(b) Harmony of Natural and Supernatural Truth
Since all truth is from God, there can be no real warfare between reason and revelation. Supernatural mysteries as such cannot be demonstrated by reason, but the Christian apologist can always show that the arguments against their possibility are not conclusive (St. Thomas, “Suppl. Boeth. de trinitate“, Q. ii, a. 3). The nature of God which is infinite and eternal, must be incomprehensible to an intelligence that is not capable of perfect knowledge . . . The powerlessness of science to solve the mysteries of nature, a fact that Rationalists admit, shows how limited are the resources of the human intellect . . . On the other hand reason is able not only to recognize wherein consists the special mysteriousness of a supernatural truth, but also to dispel to some extent the obscurity by means of natural analogies and to show the fittingness of the mystery by reasons of congruity . . . This was done with great success by the Fathers and the Scholastic theologians. A famous example is St. Thomas’ argument ex convenientia for the Divine processions in the Trinity (Summa Theol., I, QQ. xxvii-xxxi).

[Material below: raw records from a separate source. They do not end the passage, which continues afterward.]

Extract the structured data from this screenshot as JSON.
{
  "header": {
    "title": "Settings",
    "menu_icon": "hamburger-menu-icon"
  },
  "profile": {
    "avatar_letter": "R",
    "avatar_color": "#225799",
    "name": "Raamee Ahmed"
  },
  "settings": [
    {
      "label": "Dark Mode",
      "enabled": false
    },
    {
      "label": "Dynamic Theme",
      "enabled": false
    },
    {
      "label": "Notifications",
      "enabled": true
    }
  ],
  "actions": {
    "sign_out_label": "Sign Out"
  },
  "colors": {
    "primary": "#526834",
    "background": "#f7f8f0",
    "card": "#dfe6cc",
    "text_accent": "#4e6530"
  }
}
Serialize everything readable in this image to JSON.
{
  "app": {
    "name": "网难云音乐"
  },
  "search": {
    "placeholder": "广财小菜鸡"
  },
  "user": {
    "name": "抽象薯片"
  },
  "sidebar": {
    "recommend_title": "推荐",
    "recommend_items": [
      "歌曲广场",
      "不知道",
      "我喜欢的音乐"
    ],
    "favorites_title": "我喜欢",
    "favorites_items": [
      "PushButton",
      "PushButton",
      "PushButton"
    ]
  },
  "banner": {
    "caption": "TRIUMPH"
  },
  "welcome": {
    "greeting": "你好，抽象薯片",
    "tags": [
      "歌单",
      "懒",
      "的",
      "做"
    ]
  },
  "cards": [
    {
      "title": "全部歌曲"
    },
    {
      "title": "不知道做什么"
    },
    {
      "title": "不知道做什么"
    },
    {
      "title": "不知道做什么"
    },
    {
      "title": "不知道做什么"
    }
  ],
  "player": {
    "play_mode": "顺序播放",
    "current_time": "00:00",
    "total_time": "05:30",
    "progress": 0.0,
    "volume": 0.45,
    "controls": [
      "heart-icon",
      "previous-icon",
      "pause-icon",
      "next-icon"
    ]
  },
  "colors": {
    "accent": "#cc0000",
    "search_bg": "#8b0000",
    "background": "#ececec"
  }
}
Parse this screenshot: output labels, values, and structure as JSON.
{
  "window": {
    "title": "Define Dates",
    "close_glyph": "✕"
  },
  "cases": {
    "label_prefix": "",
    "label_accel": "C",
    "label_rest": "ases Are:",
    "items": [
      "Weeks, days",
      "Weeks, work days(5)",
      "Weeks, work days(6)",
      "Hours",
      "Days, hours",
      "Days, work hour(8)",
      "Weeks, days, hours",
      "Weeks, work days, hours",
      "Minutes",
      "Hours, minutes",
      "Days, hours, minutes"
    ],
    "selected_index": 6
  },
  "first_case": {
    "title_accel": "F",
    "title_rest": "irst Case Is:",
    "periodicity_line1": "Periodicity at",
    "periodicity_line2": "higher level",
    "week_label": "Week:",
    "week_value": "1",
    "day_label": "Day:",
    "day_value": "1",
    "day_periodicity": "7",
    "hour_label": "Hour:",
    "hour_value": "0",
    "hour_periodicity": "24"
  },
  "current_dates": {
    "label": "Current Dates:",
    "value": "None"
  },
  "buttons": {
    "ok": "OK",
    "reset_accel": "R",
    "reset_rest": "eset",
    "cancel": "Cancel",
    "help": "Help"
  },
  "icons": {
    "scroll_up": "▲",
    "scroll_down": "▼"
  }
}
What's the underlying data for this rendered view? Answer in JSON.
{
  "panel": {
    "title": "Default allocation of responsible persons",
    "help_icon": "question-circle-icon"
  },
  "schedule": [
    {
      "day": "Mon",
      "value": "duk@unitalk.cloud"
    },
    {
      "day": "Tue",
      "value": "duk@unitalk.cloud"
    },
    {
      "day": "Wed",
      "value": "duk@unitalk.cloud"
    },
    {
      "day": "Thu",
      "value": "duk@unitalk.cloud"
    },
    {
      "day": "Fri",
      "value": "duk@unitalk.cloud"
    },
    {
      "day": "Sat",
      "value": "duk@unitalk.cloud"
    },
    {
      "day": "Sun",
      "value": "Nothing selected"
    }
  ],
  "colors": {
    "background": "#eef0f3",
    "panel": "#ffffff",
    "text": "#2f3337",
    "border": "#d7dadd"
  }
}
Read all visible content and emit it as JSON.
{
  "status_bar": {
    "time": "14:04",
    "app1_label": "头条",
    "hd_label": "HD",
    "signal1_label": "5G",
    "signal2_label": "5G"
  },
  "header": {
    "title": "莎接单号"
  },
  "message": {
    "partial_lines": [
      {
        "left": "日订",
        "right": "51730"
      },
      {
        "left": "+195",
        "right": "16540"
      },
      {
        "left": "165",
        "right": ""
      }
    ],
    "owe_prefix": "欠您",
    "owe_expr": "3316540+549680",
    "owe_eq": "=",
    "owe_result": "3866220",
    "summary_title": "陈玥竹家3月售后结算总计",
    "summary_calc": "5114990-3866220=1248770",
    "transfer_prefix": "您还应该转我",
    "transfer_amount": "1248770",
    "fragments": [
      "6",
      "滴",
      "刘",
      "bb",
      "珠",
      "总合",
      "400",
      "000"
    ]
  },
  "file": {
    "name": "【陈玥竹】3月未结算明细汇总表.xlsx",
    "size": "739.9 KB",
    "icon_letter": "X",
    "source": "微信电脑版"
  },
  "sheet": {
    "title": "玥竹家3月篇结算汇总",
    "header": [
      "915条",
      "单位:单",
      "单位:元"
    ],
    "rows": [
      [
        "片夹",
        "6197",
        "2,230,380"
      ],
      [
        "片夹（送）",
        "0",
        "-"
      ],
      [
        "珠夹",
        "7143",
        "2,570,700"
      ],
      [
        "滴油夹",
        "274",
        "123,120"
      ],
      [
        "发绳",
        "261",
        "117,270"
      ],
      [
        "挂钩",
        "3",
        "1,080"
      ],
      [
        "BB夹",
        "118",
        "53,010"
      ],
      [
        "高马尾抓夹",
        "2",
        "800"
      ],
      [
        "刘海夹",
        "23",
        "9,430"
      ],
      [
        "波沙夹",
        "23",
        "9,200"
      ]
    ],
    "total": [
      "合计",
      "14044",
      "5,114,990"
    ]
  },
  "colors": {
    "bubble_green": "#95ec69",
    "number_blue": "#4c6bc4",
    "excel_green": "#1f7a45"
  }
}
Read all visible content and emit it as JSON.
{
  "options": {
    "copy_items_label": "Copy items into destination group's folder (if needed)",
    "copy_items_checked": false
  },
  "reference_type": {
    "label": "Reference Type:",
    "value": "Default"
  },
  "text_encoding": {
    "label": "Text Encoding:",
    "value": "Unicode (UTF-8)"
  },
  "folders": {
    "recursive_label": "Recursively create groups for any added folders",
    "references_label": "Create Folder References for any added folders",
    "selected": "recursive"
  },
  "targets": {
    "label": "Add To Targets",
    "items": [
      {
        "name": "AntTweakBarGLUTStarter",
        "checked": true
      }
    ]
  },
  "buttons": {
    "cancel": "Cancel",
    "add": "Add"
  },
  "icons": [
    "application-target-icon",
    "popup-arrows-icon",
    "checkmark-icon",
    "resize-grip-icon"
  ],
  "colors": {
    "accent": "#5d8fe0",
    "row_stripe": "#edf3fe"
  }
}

Bottom line: we can know a lot of stuff about God; some things we can never know because it’s above our pay grade, and would be like a three-year-old trying to grasp calculus or sub-atomic physics. Other things we can know in part, but not totally. Many theological concepts are in this third category (trinitarianism, eternity, middle knowledge, predestination, transubstantiation, etc.). St. Paul in the Bible stated that we can know that God exists (though not His nature and attributes, which require revelation), through natural reason and observation of nature (a very primitive version of the teleological argument):
Romans 1:19-20 (RSV) For what can be known about God is plain to them, because God has shown it to them.  Ever since the creation of the world his invisible nature, namely, his eternal power and deity, has been clearly perceived in the things that have been made. So they are without excuse;
Photo credit: Maksim (12-28-08): impossible cube: showing a flat-edge crossing the other, which is impossible in 3-dimensional space; it’s an optical illusion [Wikimedia Commons / Creative Commons Attribution-Share Alike 3.0 Unported license]